on 7 September 2017
James Bond is sent to Jamaica for some R&R, instead of rest and relaxation he gets a riotous and rip-roaring reception. He faces a calculating and menacing villain in the form of Dr. Julius No, who has acquired Crab Key island off the coast of Jamaica, and his intentions and actions are shrouded in secrecy. Bond, accompanied capably by the beautiful Honey and the fiercely loyal Quarrel, visit the private island where they encounter an abundance of obstacles in their attempts to bring the undoubtedly evil Dr No down.
After his near death experience at the end of From Russia With Love, we find Bond still recovering from his exertions but eager to get back into the thick of it, but the Doctors explicitly tell M. that Bond needs an easy assignment to recover. James is dispatched to Jamaica to deal with what appears to be a minor problem of one of the Secret Service’s agents having skipped off with his attractive assistant with no word. Of course, things turn out to be more complicated and exciting once James arrives in Jamaica to investigate the truth of the matter.
Standard Outdated Notice: Dr. No contains the usual sexist, racist, chauvinistic, misogynist and narrow-minded worldviews of the time. But with this being the sixth Bond book I have read, it has become easier to take in the spirit of the time that it was written. The outdated beliefs and values do not compromises the story, the realities and dangers of spy-craft, or the vivid imagery of mid-twentieth-century Jamaica.

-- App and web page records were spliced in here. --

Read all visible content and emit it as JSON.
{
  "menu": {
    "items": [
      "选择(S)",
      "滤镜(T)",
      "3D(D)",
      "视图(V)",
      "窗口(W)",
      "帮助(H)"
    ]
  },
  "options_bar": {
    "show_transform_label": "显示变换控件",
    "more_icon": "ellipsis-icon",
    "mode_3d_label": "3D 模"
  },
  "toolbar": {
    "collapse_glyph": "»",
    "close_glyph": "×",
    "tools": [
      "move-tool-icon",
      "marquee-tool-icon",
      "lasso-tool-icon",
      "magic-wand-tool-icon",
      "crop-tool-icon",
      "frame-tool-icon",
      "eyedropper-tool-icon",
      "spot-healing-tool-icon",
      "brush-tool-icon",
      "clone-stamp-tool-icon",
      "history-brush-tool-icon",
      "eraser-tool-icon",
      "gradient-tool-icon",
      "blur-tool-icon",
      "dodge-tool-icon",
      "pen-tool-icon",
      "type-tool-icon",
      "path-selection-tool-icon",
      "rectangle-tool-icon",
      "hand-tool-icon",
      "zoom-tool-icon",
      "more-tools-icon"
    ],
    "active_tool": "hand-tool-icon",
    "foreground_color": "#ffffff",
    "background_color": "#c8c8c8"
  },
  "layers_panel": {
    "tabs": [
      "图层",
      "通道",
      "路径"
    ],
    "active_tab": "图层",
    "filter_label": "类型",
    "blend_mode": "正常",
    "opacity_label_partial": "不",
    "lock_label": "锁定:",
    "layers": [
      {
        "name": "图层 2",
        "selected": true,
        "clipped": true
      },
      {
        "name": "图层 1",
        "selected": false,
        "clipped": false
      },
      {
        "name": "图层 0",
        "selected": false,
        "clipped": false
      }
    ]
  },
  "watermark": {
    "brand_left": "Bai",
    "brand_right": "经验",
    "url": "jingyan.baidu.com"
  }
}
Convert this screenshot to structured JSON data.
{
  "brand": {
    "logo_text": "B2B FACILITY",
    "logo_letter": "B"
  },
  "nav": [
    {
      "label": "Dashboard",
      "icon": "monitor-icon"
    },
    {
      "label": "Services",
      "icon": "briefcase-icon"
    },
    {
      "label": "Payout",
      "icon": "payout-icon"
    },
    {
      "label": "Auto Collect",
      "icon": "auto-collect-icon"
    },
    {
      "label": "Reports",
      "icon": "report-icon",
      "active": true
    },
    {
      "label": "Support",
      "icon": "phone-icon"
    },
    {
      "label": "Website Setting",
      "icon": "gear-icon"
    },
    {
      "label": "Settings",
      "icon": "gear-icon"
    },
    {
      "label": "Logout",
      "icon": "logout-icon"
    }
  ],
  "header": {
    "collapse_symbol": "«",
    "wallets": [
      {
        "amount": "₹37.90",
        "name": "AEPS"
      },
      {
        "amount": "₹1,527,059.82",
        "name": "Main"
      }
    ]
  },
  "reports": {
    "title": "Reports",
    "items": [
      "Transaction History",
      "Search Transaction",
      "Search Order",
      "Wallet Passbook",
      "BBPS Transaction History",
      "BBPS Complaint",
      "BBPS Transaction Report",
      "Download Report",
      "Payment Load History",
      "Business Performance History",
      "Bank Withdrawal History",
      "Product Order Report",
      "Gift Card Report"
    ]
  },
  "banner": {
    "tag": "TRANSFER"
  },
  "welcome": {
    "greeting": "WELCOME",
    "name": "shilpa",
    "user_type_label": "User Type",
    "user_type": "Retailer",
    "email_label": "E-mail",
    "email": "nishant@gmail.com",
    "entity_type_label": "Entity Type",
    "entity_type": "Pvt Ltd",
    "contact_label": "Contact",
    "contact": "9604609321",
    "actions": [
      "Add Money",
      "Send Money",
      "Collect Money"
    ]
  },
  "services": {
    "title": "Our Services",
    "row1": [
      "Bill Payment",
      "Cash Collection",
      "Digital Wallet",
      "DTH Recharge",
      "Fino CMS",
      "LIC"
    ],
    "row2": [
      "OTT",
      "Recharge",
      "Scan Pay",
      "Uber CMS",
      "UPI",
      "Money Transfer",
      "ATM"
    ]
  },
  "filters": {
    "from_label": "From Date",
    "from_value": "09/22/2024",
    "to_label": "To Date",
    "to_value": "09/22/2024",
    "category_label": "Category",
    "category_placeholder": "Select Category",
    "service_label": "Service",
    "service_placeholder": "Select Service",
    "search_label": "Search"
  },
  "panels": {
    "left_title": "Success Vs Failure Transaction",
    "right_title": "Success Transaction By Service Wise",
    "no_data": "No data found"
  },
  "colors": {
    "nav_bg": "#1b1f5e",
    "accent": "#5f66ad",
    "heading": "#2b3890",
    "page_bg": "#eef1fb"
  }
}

Fleming’s descriptions are once again ‘on point’. A trilogy of hallmarks from James Bond novels are illustrated exceptionally well in Dr. No, descriptions of food, weaponry and women. However, despite Fleming’s usual descriptive brilliance, his best literary device was dialogue…Dr. No’s dialogue in particularly. Below is a paragraph of dialogue which helped to build an identity of this villainous man.
“All the greatest men are maniacs. They are possessed by a mania which drives them forward towards their goal. The great scientists, the philosophers, the religious leaders – all maniacs. What else but a blind singleness of purpose could have given focus to their genius, would have kept them in the groove of purpose. Mania … is as priceless as genius.”
Dr. No continues on the same steady form that Fleming’s Bond has shown thus far. One theme that seems to hold it back from my perspective, is the convulated openings that draws out the story. Fleming is excellent at describing, however he goes overboard sometimes and with meaningless things that have no relevance to the story, without such descriptions the story could accelerate more quickly to the superbly written action sequences. I am however, looking forward to the next novel in the series…